Blog | Archie Kalepa: Retracing Ancestral Connections
Tahaa is a very special place in Tahiti and all Polynesian because a great navigator named Hilo was born here. He may have been one of the Polynesians, if not the first, to navigate to Hawai’i and back to Tahiti.
While we were in Tahaa the elders took us to the place where Hilo was born and lived during his youth; they told us stories about him and his mana. The canoes and crews have paid their respects to Tahaa and its people, as a rite of passage.
Like so many of the places we visited in these beautiful islands of Tahiti, we just stayed one night on Tahaa, then sailed to Bora Bora the next day to get supplies and resupply our water.
Our next stop was a small island called Maupiti about twenty-six miles from Bora Bora. There is only one small pass through the reef to the island, and because there is only one, it can be somewhat difficult to get in and out, because the water entering and leaving the lagoon can only flow through this one pass, causing a strong current. So local knowledge is important when coming to the island or leaving.

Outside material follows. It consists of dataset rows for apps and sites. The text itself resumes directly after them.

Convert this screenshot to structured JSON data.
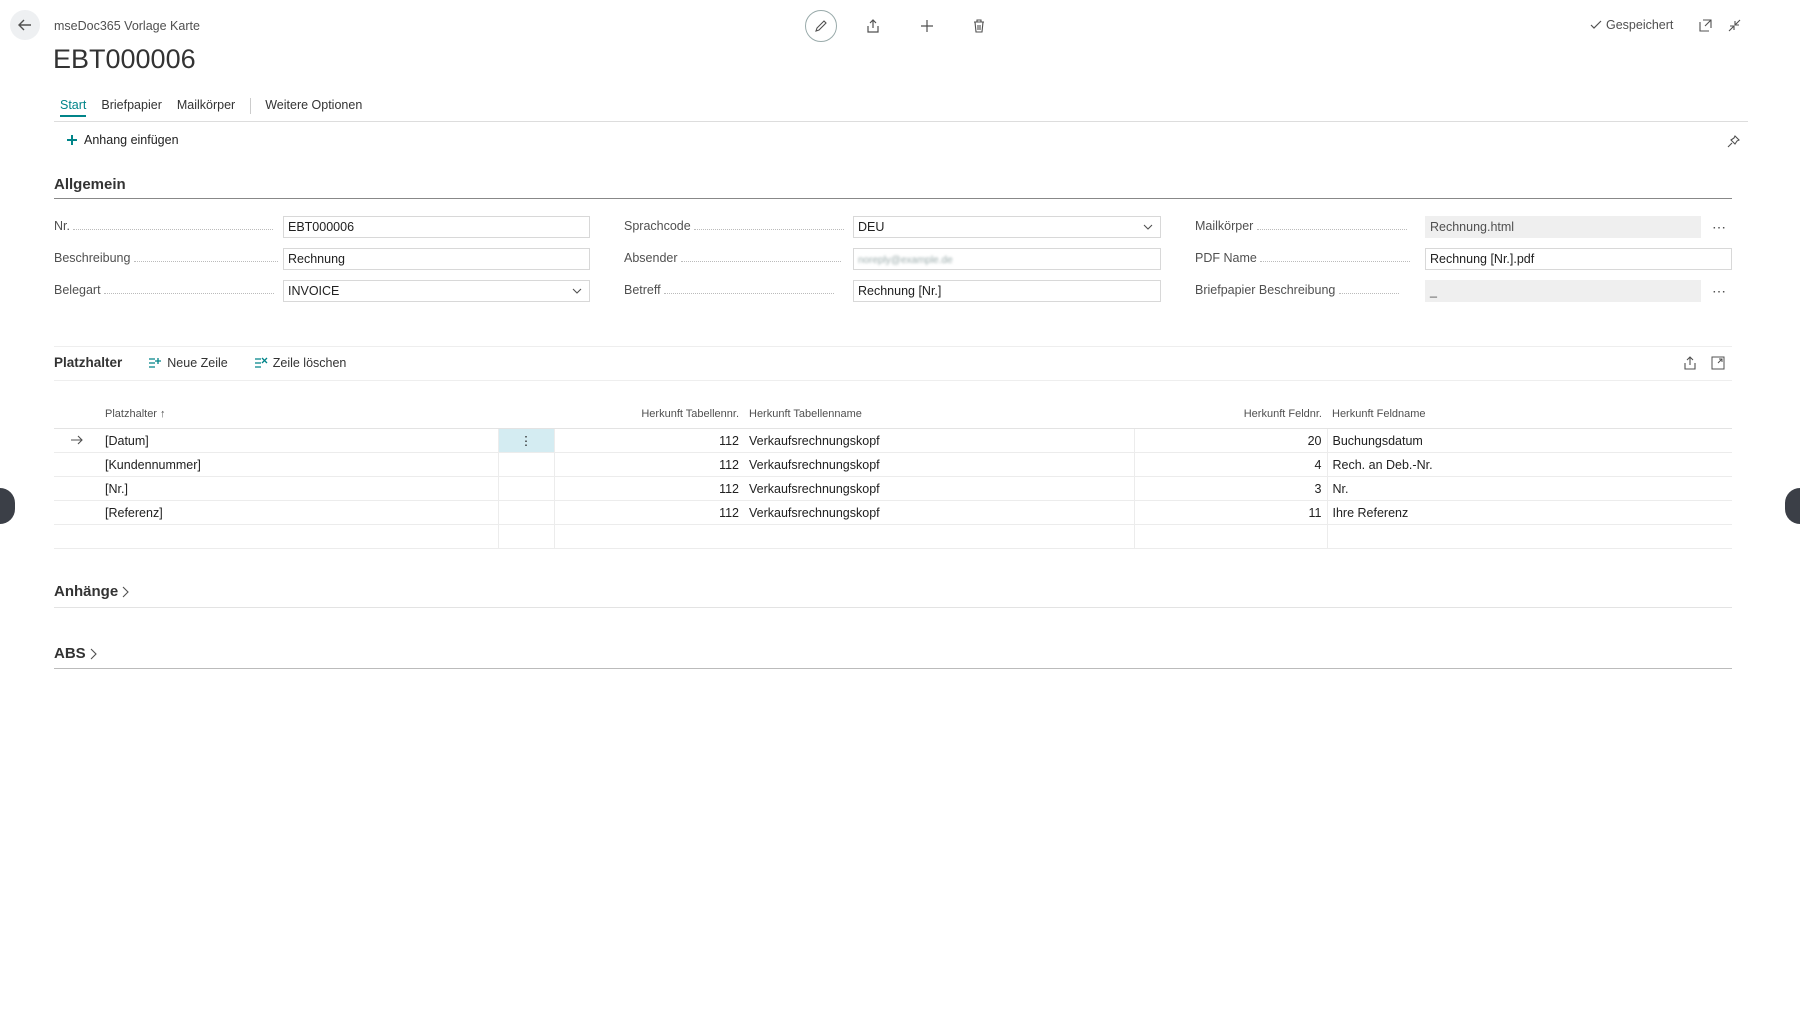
{
  "header": {
    "breadcrumb": "mseDoc365 Vorlage Karte",
    "title": "EBT000006",
    "status": "Gespeichert"
  },
  "tabs": [
    {
      "label": "Start",
      "active": true
    },
    {
      "label": "Briefpapier"
    },
    {
      "label": "Mailkörper"
    },
    {
      "label": "Weitere Optionen"
    }
  ],
  "actions": {
    "attach_label": "Anhang einfügen"
  },
  "general": {
    "section_title": "Allgemein",
    "nr": {
      "label": "Nr.",
      "value": "EBT000006"
    },
    "beschreibung": {
      "label": "Beschreibung",
      "value": "Rechnung"
    },
    "belegart": {
      "label": "Belegart",
      "value": "INVOICE"
    },
    "sprachcode": {
      "label": "Sprachcode",
      "value": "DEU"
    },
    "absender": {
      "label": "Absender",
      "value": "noreply@example.de"
    },
    "betreff": {
      "label": "Betreff",
      "value": "Rechnung [Nr.]"
    },
    "mailkoerper": {
      "label": "Mailkörper",
      "value": "Rechnung.html"
    },
    "pdf_name": {
      "label": "PDF Name",
      "value": "Rechnung [Nr.].pdf"
    },
    "briefpapier": {
      "label": "Briefpapier Beschreibung",
      "value": "_"
    }
  },
  "placeholders": {
    "title": "Platzhalter",
    "new_line": "Neue Zeile",
    "delete_line": "Zeile löschen",
    "columns": {
      "placeholder": "Platzhalter ↑",
      "table_no": "Herkunft Tabellennr.",
      "table_name": "Herkunft Tabellenname",
      "field_no": "Herkunft Feldnr.",
      "field_name": "Herkunft Feldname"
    },
    "rows": [
      {
        "placeholder": "[Datum]",
        "table_no": "112",
        "table_name": "Verkaufsrechnungskopf",
        "field_no": "20",
        "field_name": "Buchungsdatum"
      },
      {
        "placeholder": "[Kundennummer]",
        "table_no": "112",
        "table_name": "Verkaufsrechnungskopf",
        "field_no": "4",
        "field_name": "Rech. an Deb.-Nr."
      },
      {
        "placeholder": "[Nr.]",
        "table_no": "112",
        "table_name": "Verkaufsrechnungskopf",
        "field_no": "3",
        "field_name": "Nr."
      },
      {
        "placeholder": "[Referenz]",
        "table_no": "112",
        "table_name": "Verkaufsrechnungskopf",
        "field_no": "11",
        "field_name": "Ihre Referenz"
      }
    ]
  },
  "sections": {
    "anhaenge": "Anhänge",
    "abs": "ABS"
  },
  "colors": {
    "accent": "#008489",
    "selected_cell": "#d4ecf2"
  }
}
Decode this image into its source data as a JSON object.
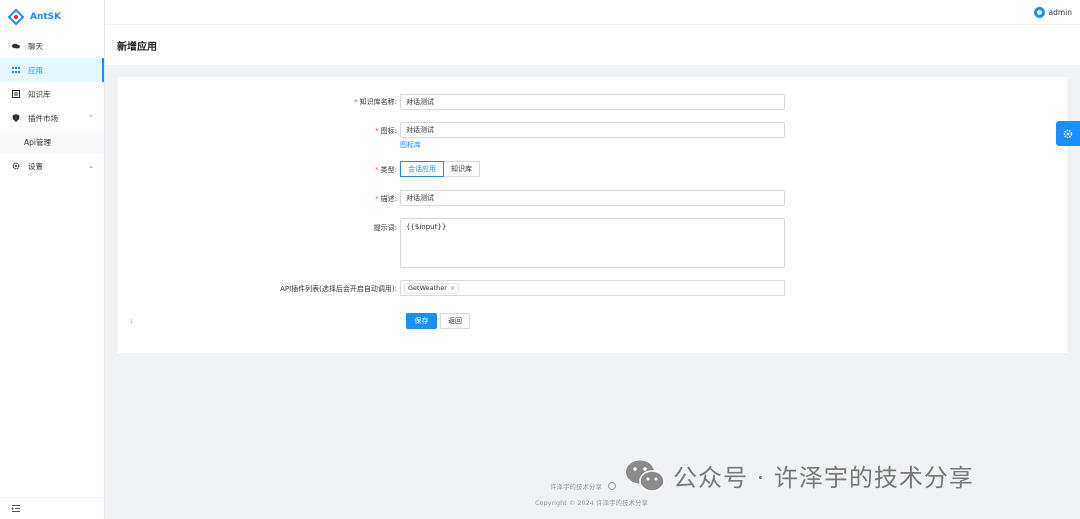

Maupiti has a historical connection to Hawai’i and the Hawaiians: it is said that Chief Liholiho came to Maupiti and had a daughter (more research for our people). We visited a heiau and placed a navigation rock there. It was pretty awesome as the entire village guided all the crew members to this place of worship.
After spending a few nights on Maupiti, we became connected to the people of this little island. Even the mayor of Maupiti spent a night on the canoe and called the whole village to do their stone fishing (kind of like the hukilau in the old days of Hawai’i).
That day was a sight to see; the entire village, young and old, got involved, from throwing the stones in the water to pulling the coconut leaves hukilau style. Watching from the side, I realized how blessed a community it is. We didn’t catch many fish but the fishing had a bigger meaning, showing that the whole community can work together. It was hard leaving this beautiful island of Maupiti but we had to continue the Mālama Honua journey, just as we were reminded of what Malama Mālama means.
Kālepa Baybayan, our captain and pwo navigator is in my eyes very wise and smart, very tactical in decision-making and speaks very clearly to others; he is my first cousin and it has been a great pleasure sailing under him, and very reassuring in the last few days, as we experienced bad weather. He was of the calmest mind, constantly watching the weather and letting us all know we are sailing in good hands, not by words, but by his actions. He is someone I would trust with my life on this little canoe in this great big ocean.
We have since come upon calmer seas as we approach Rarotonga.